Serum total p-cresol and indoxyl sulfate correlated with stage of chronic kidney disease in renal transplant recipients
Huang, S.-T.; Shu, K.-H.; Cheng, C.-H.; Wu, M.-J.; Yu, T.-M.; Chuang, Y.-W.; Chen, C.-H.
Transplantation Proceedings 44(3): 621-624

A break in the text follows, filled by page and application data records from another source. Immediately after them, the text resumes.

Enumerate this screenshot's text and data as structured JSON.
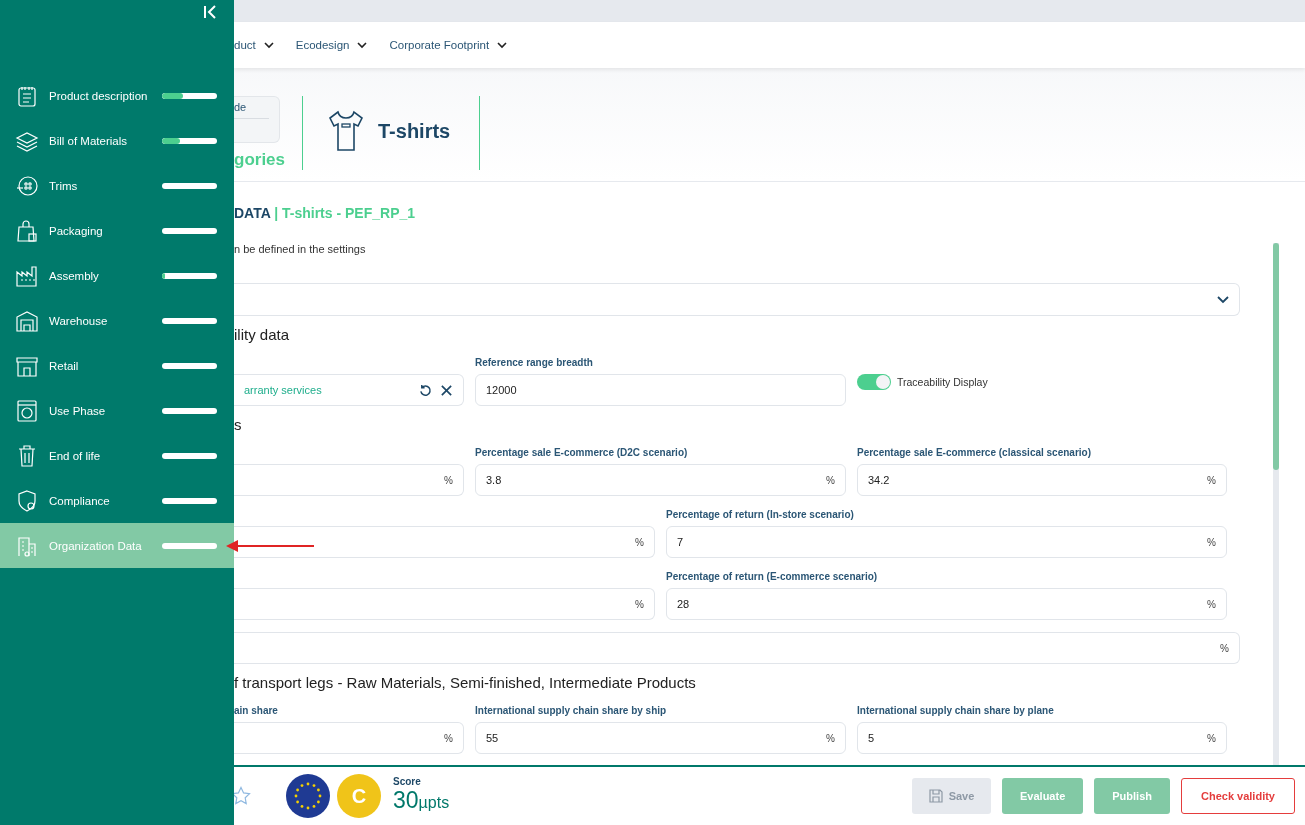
{
  "sidebar": {
    "items": [
      {
        "label": "Product description",
        "level": 0.38,
        "selected": false
      },
      {
        "label": "Bill of Materials",
        "level": 0.32,
        "selected": false
      },
      {
        "label": "Trims",
        "level": 0,
        "selected": false
      },
      {
        "label": "Packaging",
        "level": 0,
        "selected": false
      },
      {
        "label": "Assembly",
        "level": 0.06,
        "selected": false
      },
      {
        "label": "Warehouse",
        "level": 0,
        "selected": false
      },
      {
        "label": "Retail",
        "level": 0,
        "selected": false
      },
      {
        "label": "Use Phase",
        "level": 0,
        "selected": false
      },
      {
        "label": "End of life",
        "level": 0,
        "selected": false
      },
      {
        "label": "Compliance",
        "level": 0,
        "selected": false
      },
      {
        "label": "Organization Data",
        "level": 0,
        "selected": true
      }
    ]
  },
  "nav": {
    "items": [
      {
        "label": "duct"
      },
      {
        "label": "Ecodesign"
      },
      {
        "label": "Corporate Footprint"
      }
    ]
  },
  "header": {
    "card_text": "de",
    "categories": "gories",
    "product": "T-shirts"
  },
  "form": [
    {
      "kind": "title",
      "text": "DATA",
      "subtitle": "| T-shirts - PEF_RP_1"
    },
    {
      "kind": "note",
      "text": "n be defined in the settings"
    },
    {
      "kind": "dropdown"
    },
    {
      "kind": "heading",
      "text": "ility data"
    },
    {
      "kind": "row",
      "cells": [
        {
          "kind": "select",
          "value": "arranty services"
        },
        {
          "kind": "input",
          "label": "Reference range breadth",
          "value": "12000"
        },
        {
          "kind": "toggle",
          "label": "Traceability Display",
          "on": true
        }
      ]
    },
    {
      "kind": "heading",
      "text": "s"
    },
    {
      "kind": "row",
      "cells": [
        {
          "kind": "input",
          "unit": "%"
        },
        {
          "kind": "input",
          "label": "Percentage sale E-commerce (D2C scenario)",
          "value": "3.8",
          "unit": "%"
        },
        {
          "kind": "input",
          "label": "Percentage sale E-commerce (classical scenario)",
          "value": "34.2",
          "unit": "%"
        }
      ]
    },
    {
      "kind": "row",
      "cells": [
        {
          "kind": "input",
          "unit": "%"
        },
        {
          "kind": "input",
          "label": "Percentage of return (In-store scenario)",
          "value": "7",
          "unit": "%"
        }
      ]
    },
    {
      "kind": "row",
      "cells": [
        {
          "kind": "input",
          "unit": "%"
        },
        {
          "kind": "input",
          "label": "Percentage of return (E-commerce scenario)",
          "value": "28",
          "unit": "%"
        }
      ]
    },
    {
      "kind": "row",
      "cells": [
        {
          "kind": "input",
          "unit": "%"
        }
      ]
    },
    {
      "kind": "heading",
      "text": "f transport legs - Raw Materials, Semi-finished, Intermediate Products"
    },
    {
      "kind": "row",
      "cells": [
        {
          "kind": "input",
          "label": "ain share",
          "unit": "%"
        },
        {
          "kind": "input",
          "label": "International supply chain share by ship",
          "value": "55",
          "unit": "%"
        },
        {
          "kind": "input",
          "label": "International supply chain share by plane",
          "value": "5",
          "unit": "%"
        }
      ]
    }
  ],
  "footer": {
    "grade": "C",
    "score_label": "Score",
    "score_value": "30",
    "score_unit": "µpts",
    "buttons": [
      {
        "label": "Save",
        "kind": "save",
        "disabled": true
      },
      {
        "label": "Evaluate",
        "kind": "primary",
        "disabled": false
      },
      {
        "label": "Publish",
        "kind": "primary",
        "disabled": false
      },
      {
        "label": "Check validity",
        "kind": "outline",
        "disabled": false
      }
    ]
  }
}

Uremic toxins are considered cardiovascular and mortality risk factors in chronic kidney disease (CKD) patients. Both p-cresol and indoxyl sulfate have been shown to induce oxidative stress in vitro and subsequent endothelial dysfunction in uremic patients. Our study evaluated the levels of p-cresol and indoxyl sulfate, and whether they contribute to the progression of CKD in transplant recipients. We retrospectively evaluated 95 patients who had received a transplant from February 1987 to June 2010 in our center; the recipients had a mean transplant duration of 5.3 ± 4.9 years and a mean age of 47.8 ± 14.1 years. Among them, 56.8% (54/95) were male. Patients with glomerular filtration rate (GFR) ≥ 60 mL/min/1.73 m(2) were selected for group 1 (n = 35), and those with GFR < 60 mL/min/1.73 m(2) were selected for group 2 (n = 60). Demographic and clinical data were compared between groups. Serum and urine levels of p-cresol and indoxyl sulfate were also obtained. Baseline serum p-cresol and indoxyl sulfate levels were significantly higher in advanced CKD stages (P = .001 and <.0001, respectively). Patients at advanced CKD stages (group 2) had lower serum levels of hemoglobin and albumin (P < .0001), but higher levels of total cholesterol, triglyceride, and uric acid levels (P = .04, .04 and .001, respectively). Body mass index, C-reactive protein, and serum calcium and phosphate levels showed no significant differences between groups. The cut-off value for serum p-cresol between groups was 1.28 umol/L (P = .01), and that for the indoxyl sulfate level was 0.98 umol/L (P = .0001). The serum p-cresol and indoxyl sulfate levels were significantly higher in advanced CKD stages in transplant recipients. To evaluate the use of serum p-cresol and indoxyl sulfate levels as a predictive tool for survival, larger clinical studies are needed.